Propaganda Versus Genocide: The United States War Refugee Board and the Hungarian Holocaust

Dorottya Halász


In 1944 the Second World War had been raging for more than four long years, with the death toll among soldiers and civilians alike climbing. European Jews constituted a special group of the victims, a fact that leaders of the Allied powers failed to acknowledge. In January 1944 a major revision of previous government policy was brought about in the United States with the establishment of the War Refugee Board in Washington, promising an American commitment to the rescue of European war refugees, including Jews. In March of the same year the situation for Jewish inhabitants in Hungary turned dire as German forces occupied the country. For lack of any other instantly applicable way to influence Hungarian developments, leaders of the new American War Refugee Board decided to launch a propaganda campaign to fight the Nazis and their accomplices. This paper will examine the motivations of American policy makers in focusing on political propaganda measures during the first phase of the Hungarian Holocaust (March–July 1944), and it will describe the logic and workings of the campaign as a means to save Hungary’s Jewry in the last full year of the Second World War.

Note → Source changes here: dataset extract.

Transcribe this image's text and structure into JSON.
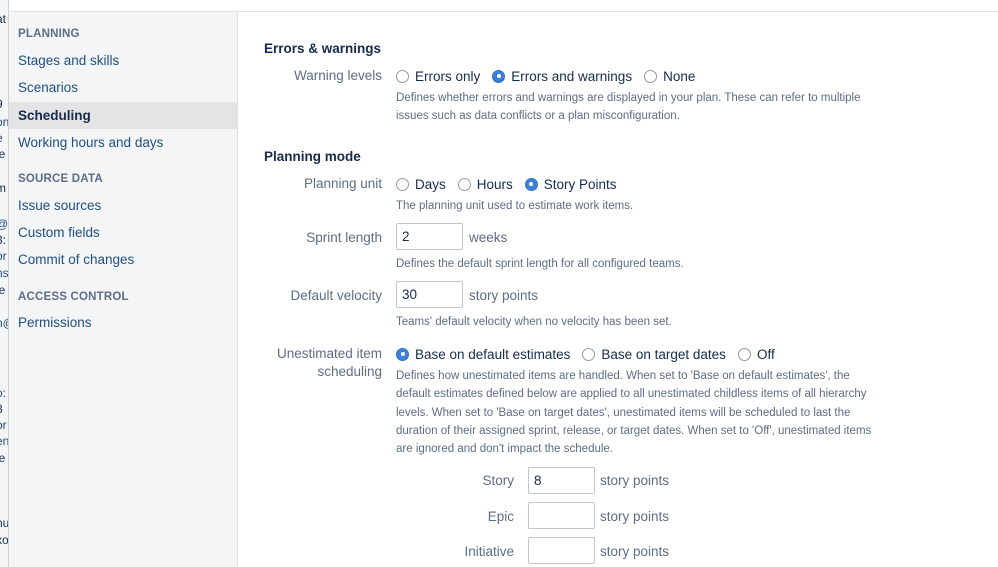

American World War II propaganda, Hungarian Jews, War Refugee Board, genocide, Allied culpability

Full Text:



Copyright (c) 2014 Hungarian Cultural Studies

This journal is published by Pitt Open Library Publishing.
ISSN 2471-965X (online)